posted with permission:
A Culture of Freedom: Ancient Greece and the Origins of Europe. By Christian Meier. Translated by Jefferson Chase. With a Foreword by Kurt Raaflaub. Oxford and New York: Oxford University Press, 2011. Pp. xviii + 315. Hardcover, £18.99/$29.95. ISBN 978-0-19-958803-9.
Reviewed by Paul Cartledge, Clare College, Cambridge (pac1001 AT cam.ac.uk)
There was, we are assured by the highly distinguished author, an unbridgeable divide between antiquity and the middle ages and so by extension modernity—and yet Greece was the “origin” of “Europe.” Is this a paradox? Or a contradiction? Meier too likes posing questions, as a matter of principled method. Indeed, it’s his constant self-reflexive alertness to problems of method, and of theory—most unusual in an ancient historian—that makes all his work such a challenge and at the same time a delight to read.
The present book, though, is a head minus the body, being the first two parts of a seven-part German series on the history of Europe.
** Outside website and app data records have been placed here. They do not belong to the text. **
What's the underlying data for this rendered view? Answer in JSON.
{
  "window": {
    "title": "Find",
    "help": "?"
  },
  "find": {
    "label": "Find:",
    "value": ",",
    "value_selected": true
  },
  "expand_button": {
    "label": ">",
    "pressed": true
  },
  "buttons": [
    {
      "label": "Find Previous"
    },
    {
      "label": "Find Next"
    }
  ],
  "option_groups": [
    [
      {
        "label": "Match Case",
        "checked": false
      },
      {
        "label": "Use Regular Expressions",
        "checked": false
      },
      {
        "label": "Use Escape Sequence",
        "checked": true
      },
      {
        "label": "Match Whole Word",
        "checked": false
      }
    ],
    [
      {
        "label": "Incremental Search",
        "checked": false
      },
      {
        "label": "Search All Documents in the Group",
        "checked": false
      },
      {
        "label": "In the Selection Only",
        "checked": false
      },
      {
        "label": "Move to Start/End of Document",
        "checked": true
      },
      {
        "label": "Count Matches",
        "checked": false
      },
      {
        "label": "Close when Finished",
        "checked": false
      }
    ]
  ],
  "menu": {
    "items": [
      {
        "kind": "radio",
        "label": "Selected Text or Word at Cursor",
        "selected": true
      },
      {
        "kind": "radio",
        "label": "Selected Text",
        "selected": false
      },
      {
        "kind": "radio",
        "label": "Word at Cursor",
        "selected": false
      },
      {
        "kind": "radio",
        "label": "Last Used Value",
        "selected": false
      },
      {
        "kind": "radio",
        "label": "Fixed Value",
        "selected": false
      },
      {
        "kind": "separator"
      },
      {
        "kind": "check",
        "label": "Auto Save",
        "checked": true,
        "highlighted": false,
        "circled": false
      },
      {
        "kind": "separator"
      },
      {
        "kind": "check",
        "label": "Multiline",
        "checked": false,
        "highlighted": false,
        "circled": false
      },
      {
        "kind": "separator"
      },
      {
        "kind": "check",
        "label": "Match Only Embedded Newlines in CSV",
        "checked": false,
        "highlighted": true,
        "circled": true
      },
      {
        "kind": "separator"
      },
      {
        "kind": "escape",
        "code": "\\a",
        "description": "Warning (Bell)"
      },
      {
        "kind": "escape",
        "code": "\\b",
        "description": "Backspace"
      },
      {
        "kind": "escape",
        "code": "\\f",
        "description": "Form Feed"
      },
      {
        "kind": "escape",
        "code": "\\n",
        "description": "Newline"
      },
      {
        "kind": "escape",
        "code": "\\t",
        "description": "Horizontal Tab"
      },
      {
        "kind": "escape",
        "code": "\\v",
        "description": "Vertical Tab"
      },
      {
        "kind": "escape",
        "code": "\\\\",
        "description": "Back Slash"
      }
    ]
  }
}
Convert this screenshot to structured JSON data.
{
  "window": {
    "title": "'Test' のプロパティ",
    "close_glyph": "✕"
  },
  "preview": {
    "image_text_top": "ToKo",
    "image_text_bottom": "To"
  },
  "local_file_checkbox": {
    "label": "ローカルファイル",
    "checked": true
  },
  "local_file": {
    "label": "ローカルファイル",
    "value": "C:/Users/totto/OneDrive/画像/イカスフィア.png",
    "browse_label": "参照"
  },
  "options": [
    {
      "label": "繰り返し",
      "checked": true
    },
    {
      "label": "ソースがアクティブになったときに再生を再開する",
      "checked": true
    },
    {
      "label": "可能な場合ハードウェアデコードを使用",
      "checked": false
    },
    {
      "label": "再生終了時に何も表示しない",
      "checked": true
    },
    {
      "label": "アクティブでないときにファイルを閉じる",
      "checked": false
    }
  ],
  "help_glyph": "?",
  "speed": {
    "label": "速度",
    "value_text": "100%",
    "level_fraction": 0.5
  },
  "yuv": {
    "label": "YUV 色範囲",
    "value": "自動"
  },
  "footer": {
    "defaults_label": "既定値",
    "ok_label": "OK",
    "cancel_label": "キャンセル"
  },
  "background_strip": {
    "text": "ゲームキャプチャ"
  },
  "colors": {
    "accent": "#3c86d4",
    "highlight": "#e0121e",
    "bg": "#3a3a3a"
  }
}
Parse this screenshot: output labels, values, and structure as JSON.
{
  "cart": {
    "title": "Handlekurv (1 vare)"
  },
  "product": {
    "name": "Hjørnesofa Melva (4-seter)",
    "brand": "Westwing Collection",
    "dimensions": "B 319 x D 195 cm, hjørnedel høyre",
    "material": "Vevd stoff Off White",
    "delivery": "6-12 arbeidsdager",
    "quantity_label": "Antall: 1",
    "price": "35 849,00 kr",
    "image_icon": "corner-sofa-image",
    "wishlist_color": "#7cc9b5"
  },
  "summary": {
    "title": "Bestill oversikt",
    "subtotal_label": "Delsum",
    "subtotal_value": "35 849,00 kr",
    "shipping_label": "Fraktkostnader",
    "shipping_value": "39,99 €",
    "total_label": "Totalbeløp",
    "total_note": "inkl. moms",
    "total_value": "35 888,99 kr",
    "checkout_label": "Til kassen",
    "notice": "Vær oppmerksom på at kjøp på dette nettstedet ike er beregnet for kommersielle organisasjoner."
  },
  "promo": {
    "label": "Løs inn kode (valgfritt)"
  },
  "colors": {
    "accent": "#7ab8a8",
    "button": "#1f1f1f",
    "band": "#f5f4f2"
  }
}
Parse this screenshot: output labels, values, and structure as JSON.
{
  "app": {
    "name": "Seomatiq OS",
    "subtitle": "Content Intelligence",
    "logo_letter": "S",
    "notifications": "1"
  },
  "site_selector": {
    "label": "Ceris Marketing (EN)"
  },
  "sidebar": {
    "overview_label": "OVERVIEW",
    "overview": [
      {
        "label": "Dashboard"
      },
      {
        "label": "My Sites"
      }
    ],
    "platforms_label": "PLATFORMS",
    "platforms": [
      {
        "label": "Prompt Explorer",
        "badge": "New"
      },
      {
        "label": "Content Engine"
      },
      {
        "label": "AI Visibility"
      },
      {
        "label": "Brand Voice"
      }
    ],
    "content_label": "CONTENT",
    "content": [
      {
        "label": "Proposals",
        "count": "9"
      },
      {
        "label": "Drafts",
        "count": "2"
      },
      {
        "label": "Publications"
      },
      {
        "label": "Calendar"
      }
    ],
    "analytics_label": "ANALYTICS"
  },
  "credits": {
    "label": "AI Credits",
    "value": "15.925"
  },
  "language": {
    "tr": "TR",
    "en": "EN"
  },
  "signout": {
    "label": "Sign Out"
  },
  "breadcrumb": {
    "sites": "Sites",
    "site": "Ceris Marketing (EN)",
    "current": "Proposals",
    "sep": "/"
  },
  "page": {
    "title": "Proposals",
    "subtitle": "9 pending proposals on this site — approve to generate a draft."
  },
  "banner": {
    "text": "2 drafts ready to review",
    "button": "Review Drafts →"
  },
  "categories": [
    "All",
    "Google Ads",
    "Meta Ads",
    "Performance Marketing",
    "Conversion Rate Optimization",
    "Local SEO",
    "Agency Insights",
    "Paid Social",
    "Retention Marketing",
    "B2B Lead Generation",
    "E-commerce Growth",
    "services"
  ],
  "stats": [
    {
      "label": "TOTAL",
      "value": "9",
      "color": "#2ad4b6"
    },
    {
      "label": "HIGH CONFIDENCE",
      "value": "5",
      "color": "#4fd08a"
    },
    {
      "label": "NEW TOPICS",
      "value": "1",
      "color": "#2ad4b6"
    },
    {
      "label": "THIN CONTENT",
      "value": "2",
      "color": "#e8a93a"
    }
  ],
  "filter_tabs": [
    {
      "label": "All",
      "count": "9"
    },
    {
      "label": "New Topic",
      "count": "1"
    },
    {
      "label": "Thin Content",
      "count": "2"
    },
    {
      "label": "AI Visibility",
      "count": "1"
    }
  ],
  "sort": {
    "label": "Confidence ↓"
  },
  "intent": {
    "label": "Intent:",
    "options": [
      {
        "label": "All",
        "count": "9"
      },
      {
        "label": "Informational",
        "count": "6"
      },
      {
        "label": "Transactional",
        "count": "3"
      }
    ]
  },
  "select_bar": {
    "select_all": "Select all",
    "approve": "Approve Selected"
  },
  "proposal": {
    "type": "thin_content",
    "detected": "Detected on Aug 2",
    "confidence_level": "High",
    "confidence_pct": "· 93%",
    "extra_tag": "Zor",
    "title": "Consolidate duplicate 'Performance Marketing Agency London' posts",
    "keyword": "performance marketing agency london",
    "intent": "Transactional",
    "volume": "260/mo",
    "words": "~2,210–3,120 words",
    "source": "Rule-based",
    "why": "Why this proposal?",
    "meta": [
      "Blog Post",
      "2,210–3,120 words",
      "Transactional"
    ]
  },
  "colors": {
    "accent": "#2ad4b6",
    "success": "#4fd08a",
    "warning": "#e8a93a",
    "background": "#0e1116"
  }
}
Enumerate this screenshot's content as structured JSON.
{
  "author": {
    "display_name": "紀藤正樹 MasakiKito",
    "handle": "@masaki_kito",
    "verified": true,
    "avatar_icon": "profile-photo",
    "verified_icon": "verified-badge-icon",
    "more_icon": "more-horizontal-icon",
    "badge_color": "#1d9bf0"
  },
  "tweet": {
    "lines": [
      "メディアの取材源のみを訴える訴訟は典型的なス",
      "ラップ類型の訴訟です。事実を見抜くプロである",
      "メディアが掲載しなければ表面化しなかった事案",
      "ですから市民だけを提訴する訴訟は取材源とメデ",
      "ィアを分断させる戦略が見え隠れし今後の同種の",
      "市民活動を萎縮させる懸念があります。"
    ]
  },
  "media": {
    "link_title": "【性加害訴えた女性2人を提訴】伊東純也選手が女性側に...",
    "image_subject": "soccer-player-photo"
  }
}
It was originally published in 2009, under the characteristically “winged formulation” title of Kultur, um der Freiheit willen: Griechische Anfänge—Anfang Europas?, and has been on the whole very well rendered into English by Jefferson Chase and brilliantly introduced by Meier’s former student Kurt Raaflaub (to whom is owed the phrase “winged formulation”). Professor Meier’s treatment of the somewhat forced origins-of-Europe problematic is also often brilliant, being both highly stimulating (even to a somewhat jaded reviewer) and surprisingly original in its empathetic penetration. Which makes the shortcomings on the technical production side only all the more regrettable—and hopefully corrigible in a swiftly to be issued paperback version. Examples of inadequacy or error are rather frequent—I mention only “Acharnians” for “Acarnanians” (Map 1), “Mars” for “Ares” (37), and most amusingly “Caledonian” for “Calydonian” (86).
The author’s freely chosen emphasis on freedom, which is highlighted in the title both of the German original and of the English translation, could hardly be an original leitmotif. Orlando Patterson, for example, another great comparativist historian, sees it as key to understanding ancient Greek culture and its world-historical contribution. But though it is regularly flagged up throughout (e.g. 58, it was “truly from a foundation of freedom” that “Greek culture was to arise”), it is not always flagged up as it might or surely should have been. For instance, it is seriously underplayed in connection with Solon’s abolition of debt-slavery at Athens in c. 600 bce and his outlawing for the future of the securing of loans on the person, thereby drawing the sharpest possible line between slavery (highly developed by the Athenians in the ultimate form of chattel slavery) and citizen freedom. This was in the city which was, not coincidentally, to go on to invent the world’s earliest version of direct citizen democracy, and about which Meier has himself written tellingly for a wide public. That freedom for some was bought at the heavy price of unfreedom for many others is not perhaps as inspiring a message as could ideally be wished.
On the other hand, the emphasis on culture is properly strong throughout. This is above all an admirable cultural history of early Greece, from the pre-polis world of the Mycenaean Bronze Age through the early or proto-polis world of Homer and Hesiod down to the early 5th century bce, although it is also a discontinuous history since “There is no road that leads from Mycenaean to polis-based culture” (49, unnumbered). Hence the major emphasis is placed on trying to understand and to assess the world-historical significance of the emergence of precisely that uniquely innovative and influential social-political formation. Given the available sources of evidence, the exercise of reconstruction necessitates a very great deal of informed empathetic speculation—but fortunately this is something at which Professor Meier excels.
So too does he address the dominant “Greece and its debt to the Orient” problematic with great adroitness. On the one hand, “The Greeks obviously pored over the narrative treasures of the Orient, appropriating elements at will”; on the other hand, “no matter what individuals may have dreamt of, or even tried to achieve, very little of it could become reality in the world of the Greek poleis” (both quotations from 71); thus the “influence of the Orient on Greece was less a matter of imitation than inspiration” (73). That seems to me to get the balance just right, and if there is one quality that pervades the book as whole it is precisely balance, what the Greeks might have called, in great praise, harmonia or summetria. I echo that laudation.